* _YOUR GOAL_
In the data that follows, every line containing the word "label" should be returned.

[[ DATA UNDER STUDY open ]]

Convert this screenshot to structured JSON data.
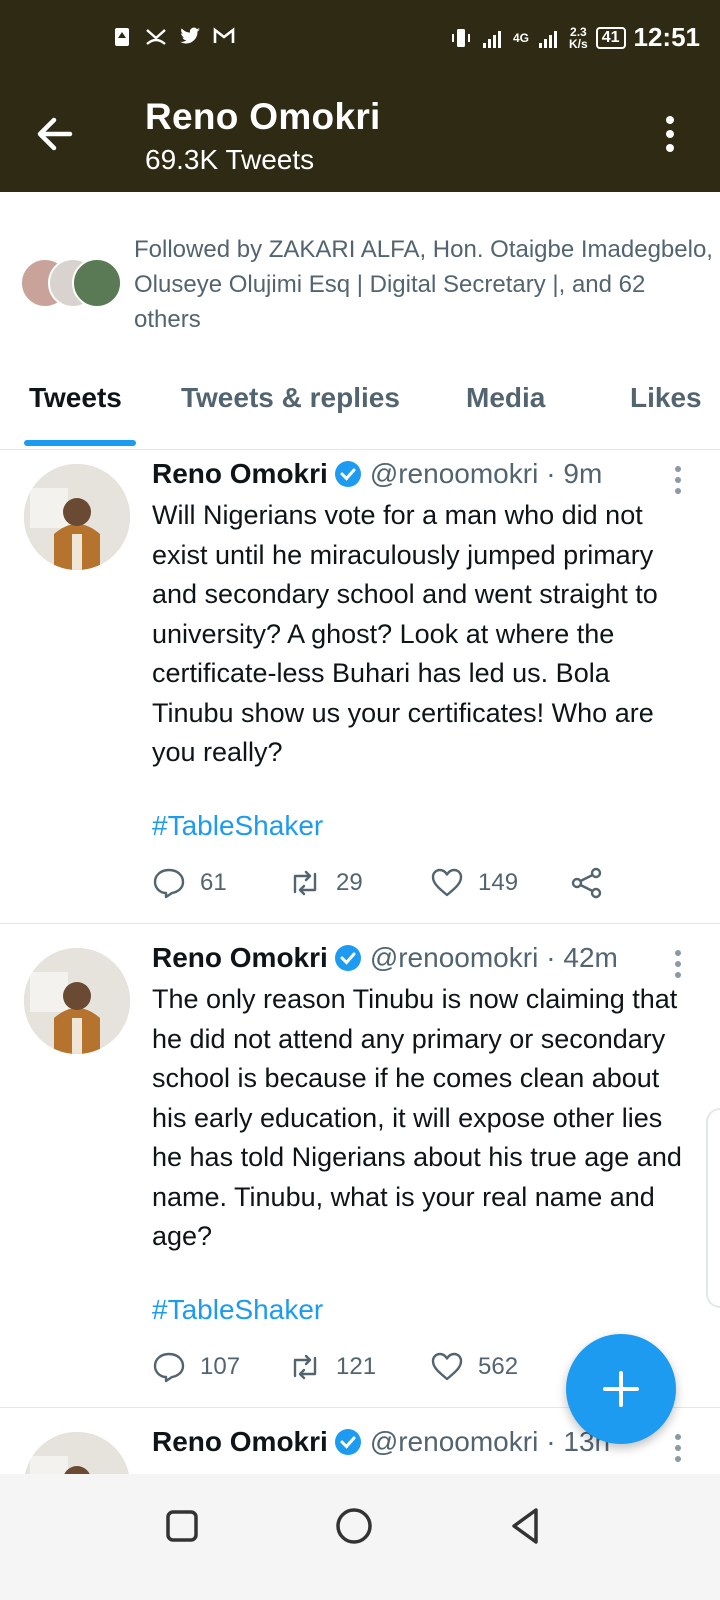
{
  "status_bar": {
    "time": "12:51",
    "network_type": "4G",
    "speed_value": "2.3",
    "speed_unit": "K/s",
    "battery": "41",
    "left_icons": [
      "notification-icon",
      "missed-call-icon",
      "twitter-icon",
      "gmail-icon"
    ],
    "right_icons": [
      "vibrate-icon",
      "signal-icon",
      "signal-icon-2",
      "battery-icon"
    ]
  },
  "header": {
    "title": "Reno Omokri",
    "subtitle": "69.3K Tweets"
  },
  "followers": {
    "text": "Followed by ZAKARI ALFA, Hon. Otaigbe Imadegbelo, Oluseye Olujimi Esq | Digital Secretary |, and 62 others"
  },
  "tabs": [
    {
      "label": "Tweets",
      "active": true
    },
    {
      "label": "Tweets & replies",
      "active": false
    },
    {
      "label": "Media",
      "active": false
    },
    {
      "label": "Likes",
      "active": false
    }
  ],
  "tweets": [
    {
      "name": "Reno Omokri",
      "handle": "@renoomokri",
      "time": "· 9m",
      "text": "Will Nigerians vote for a man who did not exist until he miraculously jumped primary and secondary school and went straight to university? A ghost? Look at where the certificate-less Buhari has led us. Bola Tinubu show us your certificates! Who are you really?",
      "hashtag": "#TableShaker",
      "replies": "61",
      "retweets": "29",
      "likes": "149"
    },
    {
      "name": "Reno Omokri",
      "handle": "@renoomokri",
      "time": "· 42m",
      "text": "The only reason Tinubu is now claiming that he did not attend any primary or secondary school is because if he comes clean about his early education, it will expose other lies he has told Nigerians about his true age and name. Tinubu, what is your real name and age?",
      "hashtag": "#TableShaker",
      "replies": "107",
      "retweets": "121",
      "likes": "562"
    },
    {
      "name": "Reno Omokri",
      "handle": "@renoomokri",
      "time": "· 13h"
    }
  ],
  "colors": {
    "header_bg": "#2e2a14",
    "accent": "#1d9bf0",
    "muted_text": "#536471"
  }
}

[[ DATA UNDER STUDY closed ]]

* _OUTPUT OF THE TASK_
      "label": "Tweets",
      "label": "Tweets & replies",
      "label": "Media",
      "label": "Likes",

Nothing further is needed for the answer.